Sun Valley Figure Skating Club members Alexandra Harten, Joyce Chan and Blake Letourneau are national champions
“For better or worse, Idaho is associated with our potatoes,” laughed choreographer Gia Guddat who created the award-winning program with input from Sun Valley’s very own favorite show skater Craig Heath. “We decided to embrace the potato theme in a funny, kind of twisted way. The girls loved it. I loved it. The audience loved and obviously the judges loved it!”
In a competition where show tunes reigned and many programs were beautifully executed but tended toward the traditional, Idaho’s Famous Potatoes mash-up couldn’t have been more unexpected.
World-famous skater “Mr. Debonair” Richard Dwyer, who starred in thousands of shows including Ice Follies and Ice Capades during his long and storied career and who started National Showcase, said the judges were shaking with laughter during the number. He came into the stands wanting to know who choreographed the piece. When he was told Gia Guddat, his response was a simple, “of course!” Later, he told Gia he wanted to visit Sun Valley to see what was inspiring that level of creativity on the ice.
Joyce Chan practices her award winning performance to Skyfall

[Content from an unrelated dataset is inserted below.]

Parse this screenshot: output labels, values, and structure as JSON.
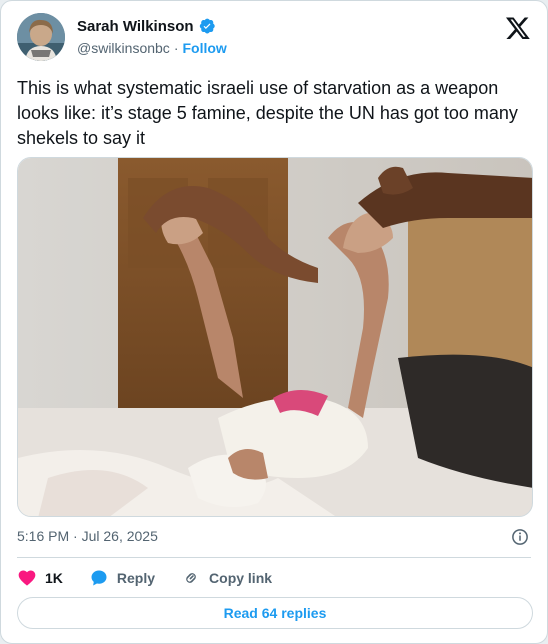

The winning group was comprised of: Antonia Avery, Isabella Bourret, Joyce Chan, Sage Curtis, Alexandra Harten, Blake Letourneau, Lane Letourneau, Katie Peters, Alex Stuessi and Emma Stuessi. Coaches Holly Wheeler and Guddat traveled with the group providing not only coaching, but all costuming, hair, makeup and moral support. Many parents also traveled to Cape Cod to cheer on the girls.

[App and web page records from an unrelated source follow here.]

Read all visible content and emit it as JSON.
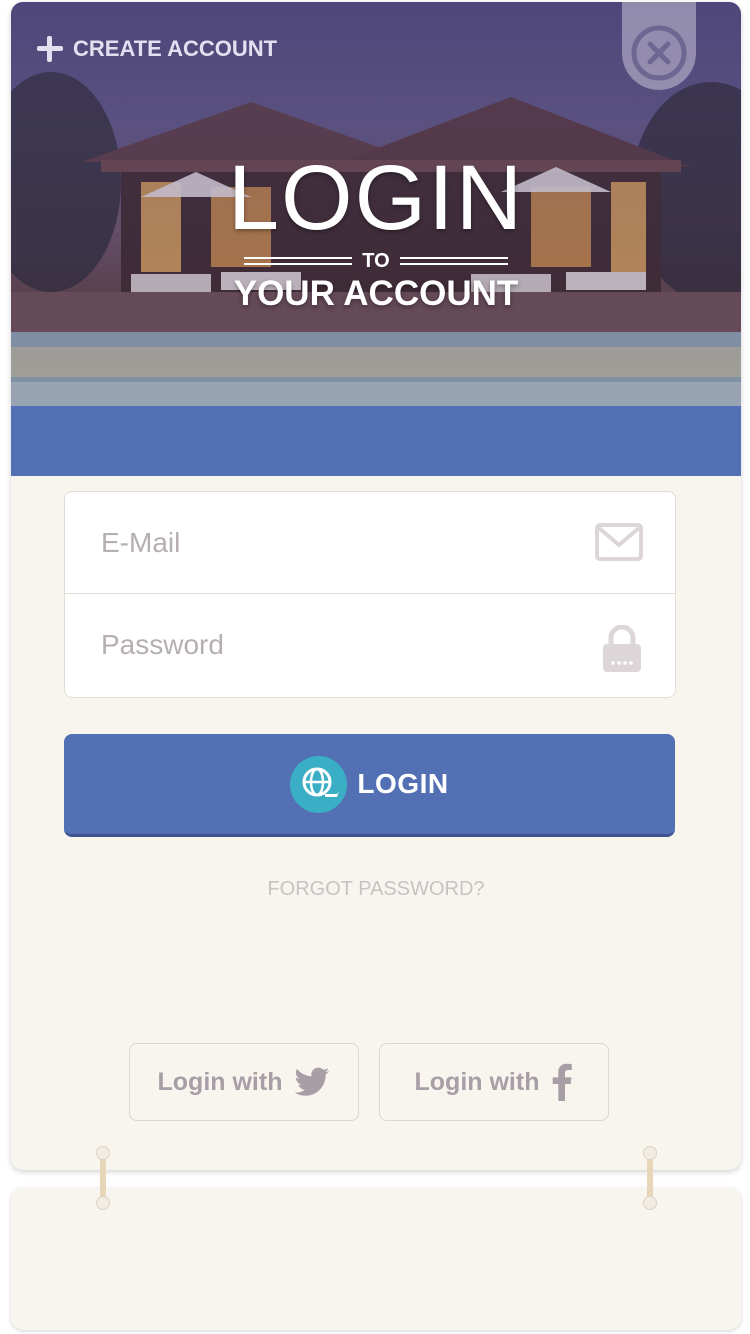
{
  "header": {
    "create_account_label": "CREATE ACCOUNT",
    "title_main": "LOGIN",
    "title_to": "TO",
    "title_sub": "YOUR ACCOUNT"
  },
  "form": {
    "email_placeholder": "E-Mail",
    "password_placeholder": "Password",
    "login_label": "LOGIN",
    "forgot_label": "FORGOT PASSWORD?"
  },
  "social": {
    "twitter_label": "Login with",
    "facebook_label": "Login with"
  },
  "colors": {
    "accent_blue": "#5470b4",
    "globe_teal": "#3aaec5",
    "card_bg": "#f8f5ef",
    "muted_text": "#b5aeb3"
  },
  "icons": {
    "create": "plus-icon",
    "close": "close-icon",
    "email": "envelope-icon",
    "password": "lock-icon",
    "login": "globe-plane-icon",
    "twitter": "twitter-icon",
    "facebook": "facebook-icon"
  }
}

The rest of the weekend offered individual and duet competitions at which Sun Valley skaters shone. Blake Letourneau, 12, dominated at the Pre-Juvenile level, becoming the Light Entertainment National Champion with a routine that featured a mannequin male partner with whom she wasn’t seeing eye-to-eye. At the Intermediate Level, 16-year-old Joyce Chan won the national title in Dramatic Entertainment with her stunning interpretation of Adele’s Skyfall. Alexandra Harten, also 16, won the Novice Light Entertainment division with a self-narrated comical piece about choosing music to skate to.
Alexandra Harten and Joyce Chan made the podium -- placing them ahead of more than 100 skaters and declaring them the best of the best
All three skaters were then invited to be judged one final time against the other winners. Blake moved to the Junior Parade of Champions and Joyce and Alex the Senior Parade of Champions according to their levels. Here, Blake ranked fifth overall in the competition against 236 other skaters. In the Senior Parade, both Alexandra and Joyce made the podium with Alexandra taking fourth and Joyce taking second, placing them in the top four skaters from 125 competitors at Nationals – the best of the best. All three girls are coached by Wheeler and Guddat and attend the Community School in Sun Valley. Guddat choreographed all of the winning individual programs.
The other athletes from Sun Valley also skated strong among tough competition. Skaters who advanced to the finals were: Lane Letourneau (Light Entertainment and Duet), Katie Peters (Light Entertainment), Emma Stuessi (Duet) and Alex Stuessi Duet). Alex Stuessi also won the bronze overall in Pre-Juvenile Dramatic Entertainment.
“The girls represented Sun Valley, our club and Idaho beautifully,” said Wheeler. “We couldn’t be more proud of all of them.”